But it gets better. Isaac Lewis was a big investor in the “L”. It isn’t the “L” subway line that we know now, but a road to Brooklyn. My daughter and her husband bought their condo in Brooklyn precisely to be close to the “L” subway. The L subway is a straight shot into Manhattan. It is so much faster and easier than a car or a cab. And, voila!, you can get off right in Union Square (where Isaac Lewis lived) and visit The Strand. And, even better, by living in Brooklyn, they get a tiny bit of outdoor space. Which is a rare commodity in NYC and Brooklyn.
It kind of makes you wonder about DNA and retained genetic knowledge. I have loved The Strand since I first set foot in it. And my daughter loves the L so much that she moved close to a station in Brooklyn. Strange!
I am going to attach three parts of different articles detailing Isaac Lewis’ interest in the L and the bridges to Brooklyn. Please note that another gentleman named was Senator McCarren. He has a park named for him close to where my daughter and her family lives.
William B. Lewis (1788-1874) is my 4th great grandfather
William James Lewis (1818-1877) is the son of William B. Lewis
Mary Ella Lewis (1851-1928) is the daughter of William James Lewis
William Chester Lamb (1878-1946) is the son of Mary Ella Lewis (she married William George Lamb)
Florence Adele Lamb (1903-1984) is the daughter of William Chester Lamb
Grace Adele Britt (1928-1975) is the daughter of Florence Adele Lamb (she married John Mansel Britt)
and I am the daughter of Grace A. Britt (I was named Ellen Britt at birth, and Janet K. Page upon adoption)
I sent the following to the Research Dept. at Woodlawn Cemetery —

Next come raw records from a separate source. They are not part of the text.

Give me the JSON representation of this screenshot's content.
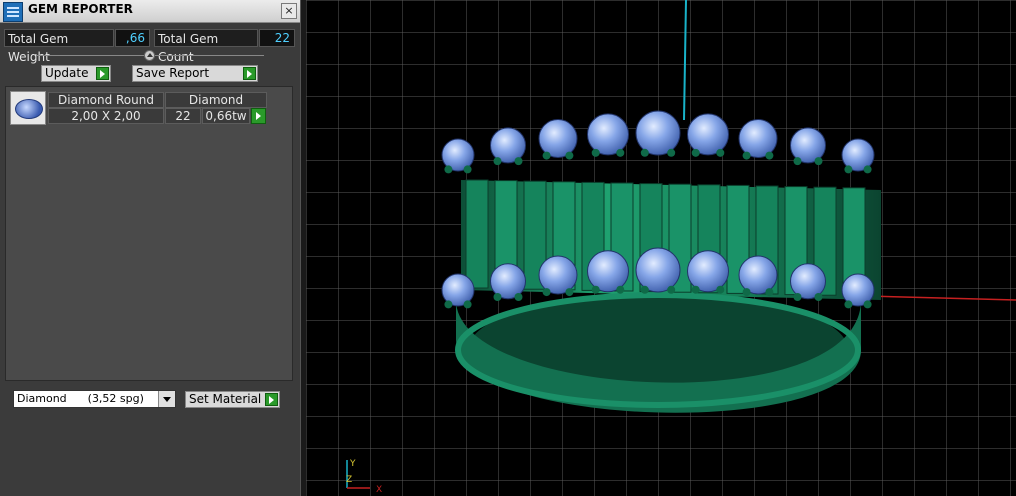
{
  "window": {
    "title": "GEM REPORTER",
    "close_label": "×"
  },
  "summary": {
    "total_weight_label": "Total Gem Weight",
    "total_weight_value": ",66",
    "total_count_label": "Total Gem Count",
    "total_count_value": "22"
  },
  "buttons": {
    "update_label": "Update",
    "save_report_label": "Save Report",
    "set_material_label": "Set Material"
  },
  "gem_table": {
    "row": {
      "shape": "Diamond Round",
      "material": "Diamond",
      "size": "2,00 X 2,00",
      "count": "22",
      "weight": "0,66tw"
    }
  },
  "material_select": {
    "selected": "Diamond      (3,52 spg)"
  },
  "viewport": {
    "axis_labels": {
      "x": "X",
      "y": "Y",
      "z": "Z"
    },
    "colors": {
      "metal": "#17805a",
      "gem": "#7f9fe0",
      "grid": "#5a5a5a",
      "x_axis": "#c62020",
      "z_axis": "#19b3c9"
    }
  }
}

To the Research Dept. — I have an ancestor to add to your Veteran files. His name is William B. Lewis and he served in the War of 1812. He was born about 1788 in New York and died 20 Oct 1874 in New York. He was originally buried in a private vault in the church yard of the 18th Street Methodist Episcopal Church. The copied article below states that there was a ban on burials below 86th St. after 1851. But if you look closely at his death cert. it states that he was buried in a private vault at this church. I can’t explain this. Also the article is incorrect as it says Woodlawn Cemetery is in Queens.
The following info. was found at this site http://www.nycago.org/Organs/NYC/html/EighteenthStME.html
“The Eighteenth Street Methodist Episcopal Church was established in 1835, making it one of the first four Methodist churches in New York City. A small wooden building on West 20th Street, between 8th and 9th Avenues, provided a place for services. There was a cemetery in the churchyard that was probably active until 1851 when the city banned burials below 86th Street. In 1885, the members decided to enlarge and remodel the church, and to pay for the work they decided to empty the 128 vaults in the churchyard and sell the property. After some difficulty in convincing the families to agree to disinterment, about 300 bodies were removed to Woodlawn Cemetery in Queens. Public vaults behind the parsonage were undisturbed and apparently forgotten.”